  • Sebastian Bitsch: Hell’s Kitchen: The Banquet in the Hereafter and the Reflexion of Zoroastrian Eschatological Motifs in the Qurʾān
  • Alex MacFarlane: The City of Brass and Alexander’s Narrow Grave: Translation and Commentary of Kafas added to Manuscript M7709 (Part 2)
  • Richard Foltz: The Survival of Ossetians in Turkey
  • Marco Fattori: The Elamite Version of A2Ha and the Verb vidiyā- in Old Persian
  • John D. Bengtson and Corinna Leschber: On Criticism of S. L. Nikolayev/S. A. Starostin, A North Caucasian Etymological Dictionary
  • Victoria Arakelova: The Talishis on Opposite Banks of the Araxes River: Identity Issues
  • Arsen K. Shahinyan: The Southern Boundaries of the Southern Caucasus
  • Adrian C. Pirtea: [Review of] Samuel N. C. Lieu, Glen L. Thompson (eds.), The Church of the East in Central Asia and China (China and the Mediterranean World, 1), Turnhout: “Brepols”, 2020.—xiii + 245 pp.

New Ancient Iranian Names from Early Phanagoria

Balakhvantsev, Archil S. & and Natalia V. Zavoykina. 2022. New Ancient Iranian Names from Early Phanagoria. Ancient West & East (21), 247-254.

Graffito of Aratris

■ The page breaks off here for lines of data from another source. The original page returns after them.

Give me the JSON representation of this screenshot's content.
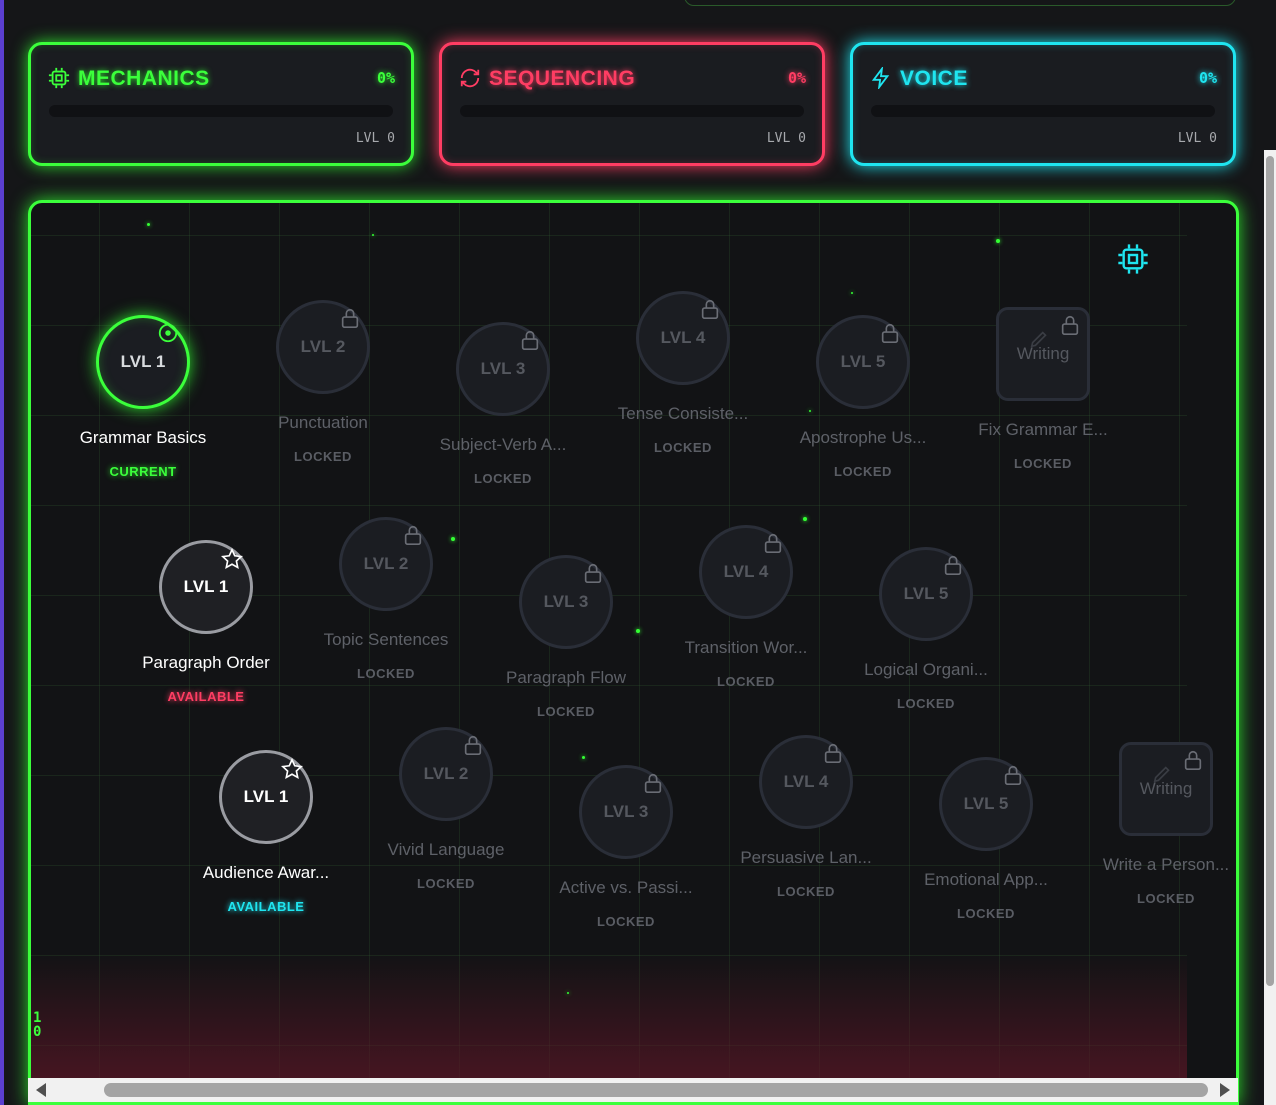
{
  "categories": [
    {
      "id": "mech",
      "title": "MECHANICS",
      "percent": "0%",
      "level": "LVL 0",
      "color": "#3bff3b",
      "progress": 0,
      "icon": "chip-icon"
    },
    {
      "id": "seq",
      "title": "SEQUENCING",
      "percent": "0%",
      "level": "LVL 0",
      "color": "#ff3d63",
      "progress": 0,
      "icon": "refresh-icon"
    },
    {
      "id": "voice",
      "title": "VOICE",
      "percent": "0%",
      "level": "LVL 0",
      "color": "#1fe5f0",
      "progress": 0,
      "icon": "lightning-icon"
    }
  ],
  "map": {
    "side_digits": [
      "1",
      "0"
    ],
    "rows": [
      {
        "color": "#3bff3b",
        "nodes": [
          {
            "label": "LVL 1",
            "name": "Grammar Basics",
            "status": "CURRENT",
            "state": "current"
          },
          {
            "label": "LVL 2",
            "name": "Punctuation",
            "status": "LOCKED",
            "state": "locked"
          },
          {
            "label": "LVL 3",
            "name": "Subject-Verb A...",
            "status": "LOCKED",
            "state": "locked"
          },
          {
            "label": "LVL 4",
            "name": "Tense Consiste...",
            "status": "LOCKED",
            "state": "locked"
          },
          {
            "label": "LVL 5",
            "name": "Apostrophe Us...",
            "status": "LOCKED",
            "state": "locked"
          },
          {
            "label": "Writing",
            "name": "Fix Grammar E...",
            "status": "LOCKED",
            "state": "writing"
          }
        ]
      },
      {
        "color": "#ff3d63",
        "nodes": [
          {
            "label": "LVL 1",
            "name": "Paragraph Order",
            "status": "AVAILABLE",
            "state": "available"
          },
          {
            "label": "LVL 2",
            "name": "Topic Sentences",
            "status": "LOCKED",
            "state": "locked"
          },
          {
            "label": "LVL 3",
            "name": "Paragraph Flow",
            "status": "LOCKED",
            "state": "locked"
          },
          {
            "label": "LVL 4",
            "name": "Transition Wor...",
            "status": "LOCKED",
            "state": "locked"
          },
          {
            "label": "LVL 5",
            "name": "Logical Organi...",
            "status": "LOCKED",
            "state": "locked"
          }
        ]
      },
      {
        "color": "#1fe5f0",
        "nodes": [
          {
            "label": "LVL 1",
            "name": "Audience Awar...",
            "status": "AVAILABLE",
            "state": "available"
          },
          {
            "label": "LVL 2",
            "name": "Vivid Language",
            "status": "LOCKED",
            "state": "locked"
          },
          {
            "label": "LVL 3",
            "name": "Active vs. Passi...",
            "status": "LOCKED",
            "state": "locked"
          },
          {
            "label": "LVL 4",
            "name": "Persuasive Lan...",
            "status": "LOCKED",
            "state": "locked"
          },
          {
            "label": "LVL 5",
            "name": "Emotional App...",
            "status": "LOCKED",
            "state": "locked"
          },
          {
            "label": "Writing",
            "name": "Write a Person...",
            "status": "LOCKED",
            "state": "writing"
          }
        ]
      }
    ]
  }
}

This paper presents the publication of two new owners’ graffiti discovered in Phanagoria in 2015. The first one, Ἀράτριος ἡ κύλιξ (the kylix of Aratris), dates back to the end of the first quarter of the 5th century BC. The name Aratris demonstrates obvious parallels to the ethnic name Aratrii mentioned in The Periplus of the Erythraean Sea (Peripl. M. Rubr.). The second graffito is Ἀρπάτρις (Arpatris). It dates back to the end of the 6th-first third of the 5th century BC. It is possible to suggest that it is a composite name of Scythian origin and it should be translated as ‘the Keeper of Fire’.